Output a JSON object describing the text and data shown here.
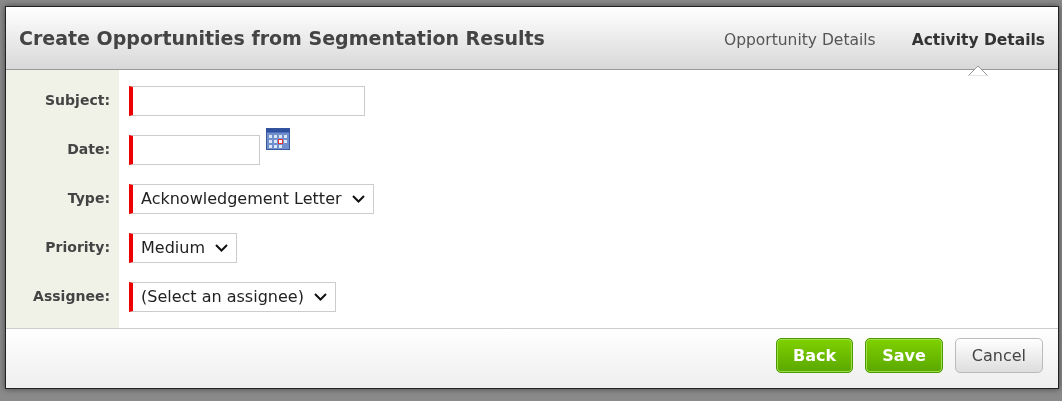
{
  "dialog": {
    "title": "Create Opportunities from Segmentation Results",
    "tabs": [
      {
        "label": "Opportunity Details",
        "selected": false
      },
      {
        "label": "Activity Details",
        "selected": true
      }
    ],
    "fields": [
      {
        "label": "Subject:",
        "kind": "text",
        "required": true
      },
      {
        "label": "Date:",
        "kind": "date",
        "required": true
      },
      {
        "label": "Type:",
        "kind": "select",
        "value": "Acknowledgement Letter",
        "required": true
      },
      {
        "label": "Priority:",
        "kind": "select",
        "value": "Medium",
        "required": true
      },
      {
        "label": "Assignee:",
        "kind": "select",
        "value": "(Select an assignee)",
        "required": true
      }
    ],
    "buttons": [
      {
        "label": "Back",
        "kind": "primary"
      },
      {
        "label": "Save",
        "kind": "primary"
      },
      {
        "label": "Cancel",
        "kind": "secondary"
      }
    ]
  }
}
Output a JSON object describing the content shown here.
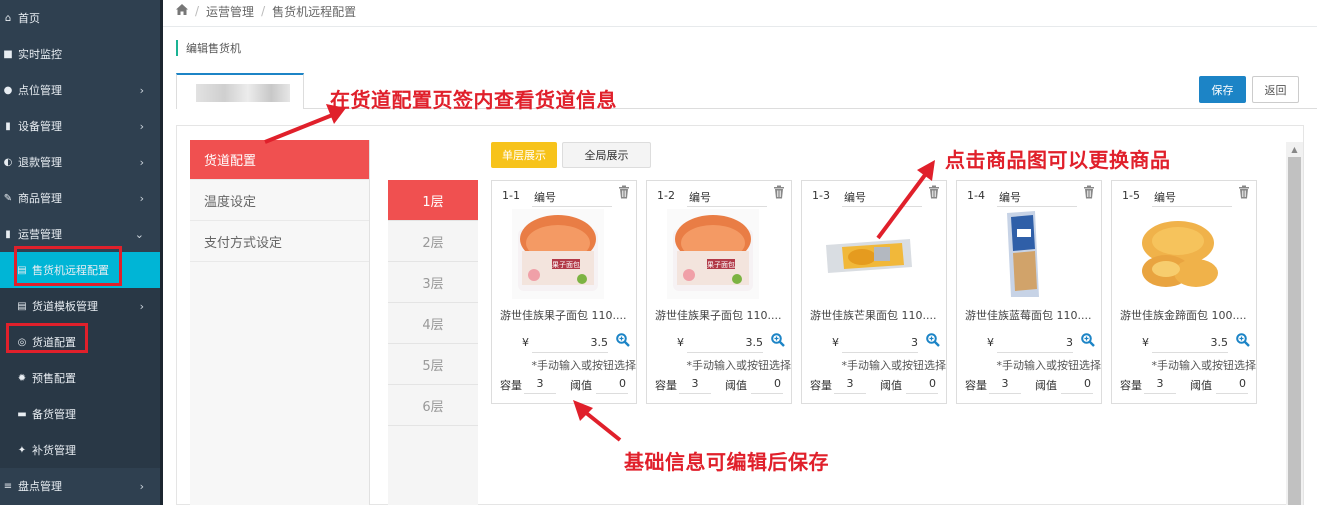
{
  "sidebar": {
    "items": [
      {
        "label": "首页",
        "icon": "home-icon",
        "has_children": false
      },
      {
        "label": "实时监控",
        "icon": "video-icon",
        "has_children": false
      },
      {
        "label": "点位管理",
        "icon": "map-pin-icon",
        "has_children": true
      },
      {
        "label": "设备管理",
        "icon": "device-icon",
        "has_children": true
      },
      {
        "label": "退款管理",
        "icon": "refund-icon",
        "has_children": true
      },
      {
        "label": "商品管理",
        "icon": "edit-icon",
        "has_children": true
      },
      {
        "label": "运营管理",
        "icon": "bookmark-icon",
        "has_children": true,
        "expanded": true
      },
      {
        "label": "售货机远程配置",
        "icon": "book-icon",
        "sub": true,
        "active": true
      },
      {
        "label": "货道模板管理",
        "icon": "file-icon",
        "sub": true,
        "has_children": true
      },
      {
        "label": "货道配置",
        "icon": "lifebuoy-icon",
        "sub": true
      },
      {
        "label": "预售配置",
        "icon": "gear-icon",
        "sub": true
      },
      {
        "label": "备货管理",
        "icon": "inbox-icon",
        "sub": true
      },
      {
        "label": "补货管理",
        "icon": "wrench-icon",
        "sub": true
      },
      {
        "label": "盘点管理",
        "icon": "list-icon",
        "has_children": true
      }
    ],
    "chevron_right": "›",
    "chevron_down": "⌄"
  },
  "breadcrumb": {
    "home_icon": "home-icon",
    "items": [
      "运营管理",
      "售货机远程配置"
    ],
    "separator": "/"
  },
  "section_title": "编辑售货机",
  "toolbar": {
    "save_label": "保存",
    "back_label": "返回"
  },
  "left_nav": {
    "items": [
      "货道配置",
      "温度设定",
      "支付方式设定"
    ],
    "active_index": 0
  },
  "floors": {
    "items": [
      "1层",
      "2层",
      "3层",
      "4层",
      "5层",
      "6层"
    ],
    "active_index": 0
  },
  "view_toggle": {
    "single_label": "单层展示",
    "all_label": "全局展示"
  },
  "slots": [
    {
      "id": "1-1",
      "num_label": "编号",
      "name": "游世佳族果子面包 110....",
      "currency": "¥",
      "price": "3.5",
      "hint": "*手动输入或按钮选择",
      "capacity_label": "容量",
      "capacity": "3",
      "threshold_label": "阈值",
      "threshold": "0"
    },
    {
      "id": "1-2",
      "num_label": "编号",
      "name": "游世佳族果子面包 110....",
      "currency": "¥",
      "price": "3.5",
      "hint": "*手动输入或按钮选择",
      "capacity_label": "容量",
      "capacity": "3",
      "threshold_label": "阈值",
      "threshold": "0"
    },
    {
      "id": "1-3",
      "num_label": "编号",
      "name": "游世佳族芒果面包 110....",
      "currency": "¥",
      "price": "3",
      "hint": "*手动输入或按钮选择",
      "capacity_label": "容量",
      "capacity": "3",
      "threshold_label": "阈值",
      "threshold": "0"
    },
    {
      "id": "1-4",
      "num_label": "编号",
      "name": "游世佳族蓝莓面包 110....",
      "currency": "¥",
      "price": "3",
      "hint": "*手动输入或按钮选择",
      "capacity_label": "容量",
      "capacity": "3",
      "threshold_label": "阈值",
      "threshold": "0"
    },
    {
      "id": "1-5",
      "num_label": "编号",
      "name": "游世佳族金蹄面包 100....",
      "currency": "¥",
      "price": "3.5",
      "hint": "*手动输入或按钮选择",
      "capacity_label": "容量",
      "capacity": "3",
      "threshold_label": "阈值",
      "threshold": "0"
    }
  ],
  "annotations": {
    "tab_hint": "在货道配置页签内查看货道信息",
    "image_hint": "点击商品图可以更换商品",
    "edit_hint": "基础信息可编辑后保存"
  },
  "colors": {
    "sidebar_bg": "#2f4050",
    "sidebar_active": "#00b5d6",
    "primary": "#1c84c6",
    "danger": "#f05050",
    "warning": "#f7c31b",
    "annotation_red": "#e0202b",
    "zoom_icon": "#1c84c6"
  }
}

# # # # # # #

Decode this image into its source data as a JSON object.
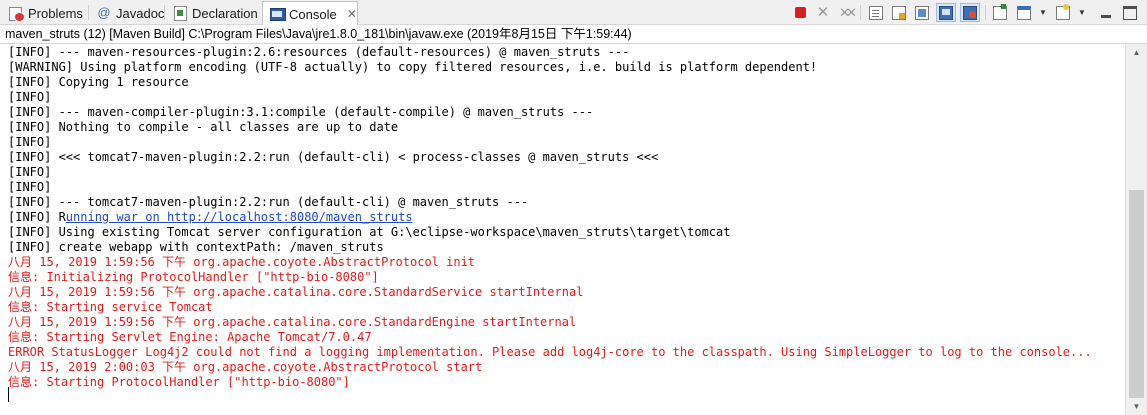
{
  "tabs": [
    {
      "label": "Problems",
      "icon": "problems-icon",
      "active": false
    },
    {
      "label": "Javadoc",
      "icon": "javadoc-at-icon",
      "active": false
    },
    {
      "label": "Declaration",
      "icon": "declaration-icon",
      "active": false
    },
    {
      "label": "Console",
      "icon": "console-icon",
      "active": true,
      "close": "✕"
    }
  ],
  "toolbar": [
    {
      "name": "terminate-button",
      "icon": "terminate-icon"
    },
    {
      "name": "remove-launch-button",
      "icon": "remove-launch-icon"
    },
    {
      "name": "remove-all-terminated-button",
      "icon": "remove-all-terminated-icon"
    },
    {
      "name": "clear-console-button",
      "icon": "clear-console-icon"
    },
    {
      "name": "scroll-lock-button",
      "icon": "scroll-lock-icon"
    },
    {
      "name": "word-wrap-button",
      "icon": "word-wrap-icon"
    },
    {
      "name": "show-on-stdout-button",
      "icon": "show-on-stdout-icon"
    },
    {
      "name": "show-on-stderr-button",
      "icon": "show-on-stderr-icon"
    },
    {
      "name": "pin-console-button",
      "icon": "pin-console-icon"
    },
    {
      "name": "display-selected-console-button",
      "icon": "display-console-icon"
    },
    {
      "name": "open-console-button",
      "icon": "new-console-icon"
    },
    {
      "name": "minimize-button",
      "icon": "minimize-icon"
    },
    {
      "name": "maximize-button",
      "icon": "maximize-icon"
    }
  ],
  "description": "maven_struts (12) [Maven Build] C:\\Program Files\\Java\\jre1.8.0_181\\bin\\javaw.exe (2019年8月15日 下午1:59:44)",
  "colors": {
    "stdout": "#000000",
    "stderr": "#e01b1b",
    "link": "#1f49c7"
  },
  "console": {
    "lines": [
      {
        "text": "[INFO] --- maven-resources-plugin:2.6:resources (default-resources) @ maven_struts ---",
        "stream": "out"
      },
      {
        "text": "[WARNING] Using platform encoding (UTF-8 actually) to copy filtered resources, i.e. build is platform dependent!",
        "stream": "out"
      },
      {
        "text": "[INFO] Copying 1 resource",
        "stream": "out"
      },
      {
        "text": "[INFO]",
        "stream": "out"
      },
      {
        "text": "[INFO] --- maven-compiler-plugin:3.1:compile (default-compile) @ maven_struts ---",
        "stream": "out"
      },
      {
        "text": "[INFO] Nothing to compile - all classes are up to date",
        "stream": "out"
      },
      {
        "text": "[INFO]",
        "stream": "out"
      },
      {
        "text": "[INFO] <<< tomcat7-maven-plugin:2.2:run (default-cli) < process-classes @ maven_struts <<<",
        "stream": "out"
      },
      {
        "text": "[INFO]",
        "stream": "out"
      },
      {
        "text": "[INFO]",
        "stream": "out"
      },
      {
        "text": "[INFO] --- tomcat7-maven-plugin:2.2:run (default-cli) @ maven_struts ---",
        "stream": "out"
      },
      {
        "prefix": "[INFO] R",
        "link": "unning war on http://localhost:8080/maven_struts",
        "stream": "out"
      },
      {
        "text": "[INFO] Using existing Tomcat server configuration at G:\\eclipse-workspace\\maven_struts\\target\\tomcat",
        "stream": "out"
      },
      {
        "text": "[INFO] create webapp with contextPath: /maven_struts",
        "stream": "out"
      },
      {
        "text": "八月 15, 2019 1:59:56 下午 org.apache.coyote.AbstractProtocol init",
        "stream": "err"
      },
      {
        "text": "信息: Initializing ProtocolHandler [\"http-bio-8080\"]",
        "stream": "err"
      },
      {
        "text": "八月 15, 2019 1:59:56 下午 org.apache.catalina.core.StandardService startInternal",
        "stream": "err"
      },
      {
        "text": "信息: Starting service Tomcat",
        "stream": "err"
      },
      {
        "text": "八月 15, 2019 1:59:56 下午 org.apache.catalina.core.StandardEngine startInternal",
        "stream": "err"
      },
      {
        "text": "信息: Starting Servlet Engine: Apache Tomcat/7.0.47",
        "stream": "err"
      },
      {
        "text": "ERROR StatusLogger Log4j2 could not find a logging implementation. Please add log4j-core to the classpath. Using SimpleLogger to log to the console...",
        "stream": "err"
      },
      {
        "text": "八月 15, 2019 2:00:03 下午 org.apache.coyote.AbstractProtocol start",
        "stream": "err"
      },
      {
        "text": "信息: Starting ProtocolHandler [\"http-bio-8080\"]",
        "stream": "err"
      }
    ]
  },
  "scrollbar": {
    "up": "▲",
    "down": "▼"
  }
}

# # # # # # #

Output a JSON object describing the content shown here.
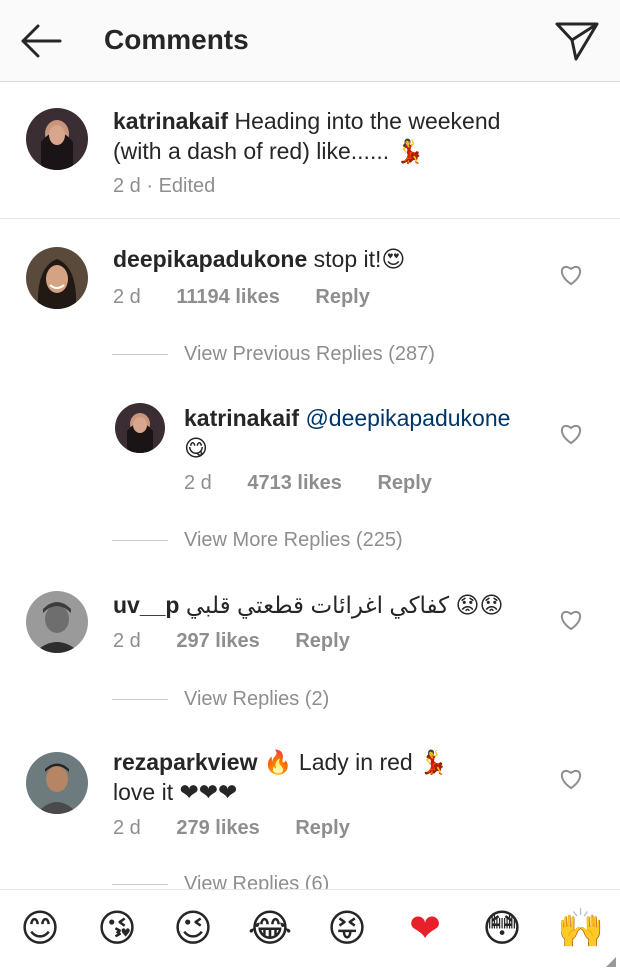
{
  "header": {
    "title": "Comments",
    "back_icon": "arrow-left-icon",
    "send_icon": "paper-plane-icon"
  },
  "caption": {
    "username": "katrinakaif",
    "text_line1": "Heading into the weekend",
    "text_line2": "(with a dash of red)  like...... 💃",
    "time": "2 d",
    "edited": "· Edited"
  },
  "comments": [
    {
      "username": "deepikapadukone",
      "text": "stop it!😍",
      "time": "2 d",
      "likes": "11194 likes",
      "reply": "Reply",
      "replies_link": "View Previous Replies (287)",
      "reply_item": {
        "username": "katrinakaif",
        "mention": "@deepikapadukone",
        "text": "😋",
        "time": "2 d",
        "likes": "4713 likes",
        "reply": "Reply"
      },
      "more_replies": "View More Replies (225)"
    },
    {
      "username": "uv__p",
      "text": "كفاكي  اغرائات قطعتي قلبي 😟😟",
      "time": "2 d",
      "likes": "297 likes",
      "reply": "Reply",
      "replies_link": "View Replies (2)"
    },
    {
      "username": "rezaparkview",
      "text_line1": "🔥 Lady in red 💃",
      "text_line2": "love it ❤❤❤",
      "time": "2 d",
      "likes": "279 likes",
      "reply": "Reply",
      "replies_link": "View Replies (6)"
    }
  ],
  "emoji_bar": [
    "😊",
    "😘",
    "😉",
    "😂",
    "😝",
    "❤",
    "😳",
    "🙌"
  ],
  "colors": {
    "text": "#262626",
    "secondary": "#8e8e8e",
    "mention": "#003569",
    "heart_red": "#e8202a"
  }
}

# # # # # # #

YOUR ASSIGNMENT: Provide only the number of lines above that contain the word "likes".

EXERCISE RESULT: 4